---- Provided data
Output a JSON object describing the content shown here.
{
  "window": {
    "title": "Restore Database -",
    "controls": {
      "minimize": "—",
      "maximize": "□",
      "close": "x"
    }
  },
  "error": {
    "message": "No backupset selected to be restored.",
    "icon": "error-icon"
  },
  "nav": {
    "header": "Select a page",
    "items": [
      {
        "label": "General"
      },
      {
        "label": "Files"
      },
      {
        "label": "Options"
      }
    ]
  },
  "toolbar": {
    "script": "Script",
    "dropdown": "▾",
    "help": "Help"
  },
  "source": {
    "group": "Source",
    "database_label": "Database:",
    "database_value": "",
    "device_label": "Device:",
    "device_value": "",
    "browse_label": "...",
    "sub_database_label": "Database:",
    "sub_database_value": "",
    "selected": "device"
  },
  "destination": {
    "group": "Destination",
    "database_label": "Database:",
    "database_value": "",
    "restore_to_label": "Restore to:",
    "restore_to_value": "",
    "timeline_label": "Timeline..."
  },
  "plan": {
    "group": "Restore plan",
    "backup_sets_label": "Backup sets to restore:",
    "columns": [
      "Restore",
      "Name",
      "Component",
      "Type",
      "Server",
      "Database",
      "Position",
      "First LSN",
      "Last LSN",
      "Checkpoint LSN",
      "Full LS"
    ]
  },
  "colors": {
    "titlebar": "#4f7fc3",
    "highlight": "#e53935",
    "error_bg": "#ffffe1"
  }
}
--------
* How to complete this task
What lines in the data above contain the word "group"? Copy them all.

* Answer below
    "group": "Source",
    "group": "Destination",
    "group": "Restore plan",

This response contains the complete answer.